Gifts of the Spirit have been on my mind lately. We find them mentioned in Paul’s first letter to the Corinthians, in his letter to the Romans, and again in the letter to Ephesus. I’m aware that some make a list of all the gifts mentioned in scripture as if they represent the entire catalogue. Some favor the idea that they are gifts humans do not have but for the giving of them by the Spirit. A few even sell tests to help one discover what his or her gifts are. It’s all neatly packaged and priced.
I’m of the opinion that every human being has some degree of the gifts mentioned in scripture, and many more besides, each according to the uniqueness of our individual humanity. The Spirit comes into it not by conferring them, but by calling them into the light to be used for God’s purposes. Many of us, for whatever reason, are reluctant to claim our particular areas of knowledge, skill, and ability in the service of the gospel. It drives rectors and bishops nuts as they try to tease out the use of gifts so desperately needed for healthy congregational life. It shouldn’t be surprising since many of us are equally reluctant to claim them in our secular lives as well. No doubt it’s a question rich for mining by psychologists and sociologists, and I’ll let them get on with it. If you’re interested, you might want to take a look at Daring Greatly by Brene Brown.
What interests me right now is how spiritual gifts are called forth for employment in the congregational setting. I imagine there is a critical mass of some number of active parishioners that assures one of a broad distribution of knowledge, skills and abilities so that most roles can be filled by qualified persons, and no one person is expected to carry too heavy a burden or be saddled with unending responsibilities (not that it doesn’t happen). From my own experience, I would put that critical mass at several hundred active parishioners. Below that, things can get problematic. Some desired gifts may be absent. Some may find the demands on their gifts to be excessive. It may be difficult to maintain a flow of persons in and out of needed roles.

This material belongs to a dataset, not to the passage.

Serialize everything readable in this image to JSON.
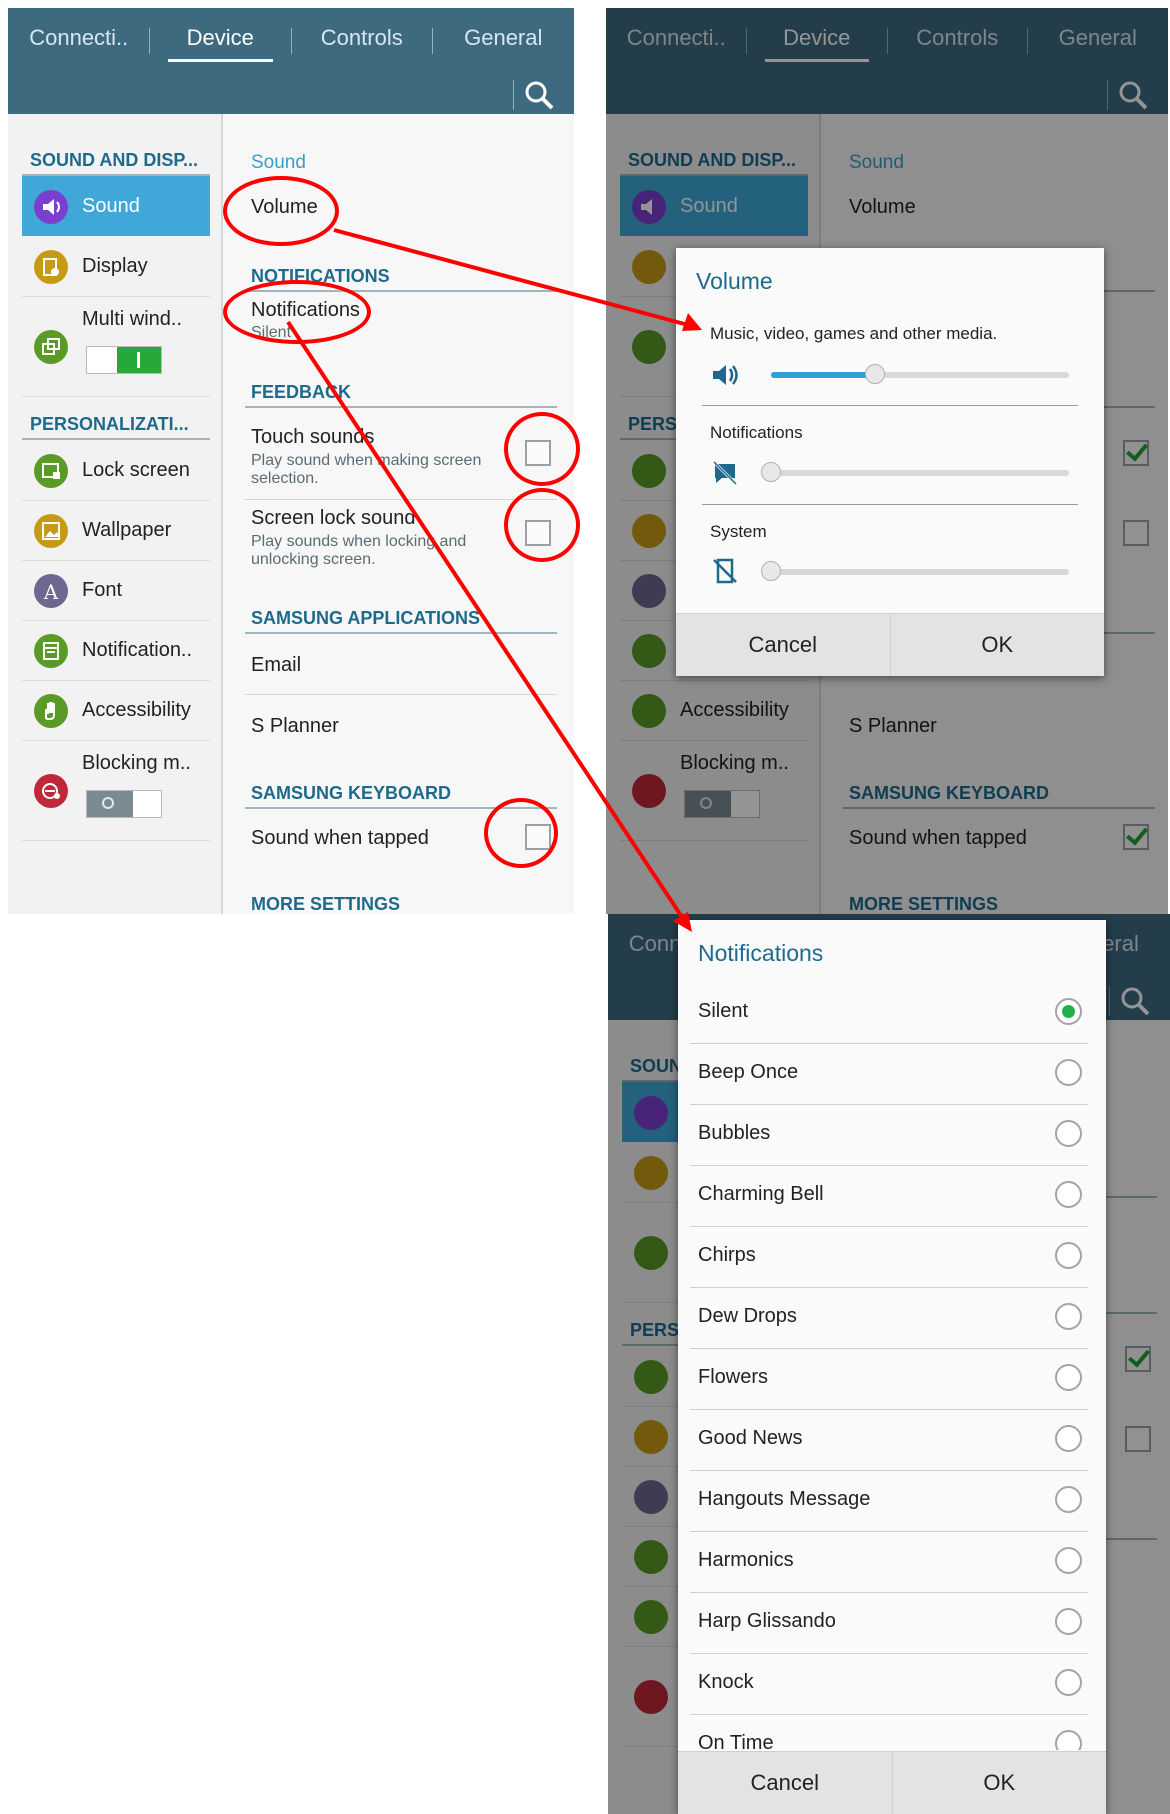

Very small congregations, such as the one I serve in retirement, are a special case. With less than thirty, and often less than twenty, active parishioners, there is no possibility that all spiritual gifts will be present. The knowledge and skills sets of those who are active may be limited. Required roles may become permanent positions that end up driving the Spirit out of performance. Moreover, some may experience a strong measure of guilt that they do not have the gifts needed for the congregation to flourish, and wonder if they are personally responsible for that failure. It can create abrasive moments in the intimacy of life in very small congregations.
The trick is to go with what you have as best you can, and not worry too much about what is left undone. It really is a trick, especially when legal and denominational requirements assume an ability to do things one does not have, or when well meaning church consultants encourage greater development of gifts that are not present. So what is the trick? It begins with the recognition that while we can’t do or be everything, we can do and be something, and that something can be very good. It is to do what one can to open the doors, that is; to engage the larger community as fully as possible while working against becoming a closed refuge for the few growing fewer. It is to employ the gifts that are present by encouraging the greatest possible trust in the Spirit to guide, guard, and use whatever they are in unexpected ways, amplified by God’s power and presence, to accomplish what God purposes.
Finally, because very small congregations are very small, it means that things will progress by fits and starts. When someone gets tired, it’s time for them to rest, and there may not be anyone to take over. When someone leaves or dies, their gifts depart with them. When someone new arrives, their gifts may be unfamiliar and untested. It also means finding ways to get along when something is not going well, and something is sure to be not going well. All of that requires, perhaps, a little more trust in the power and presence of the Holy Spirit because without it our limitations and failures are more obvious to each other, and that can obscure the gifts and successes that we should be celebrating.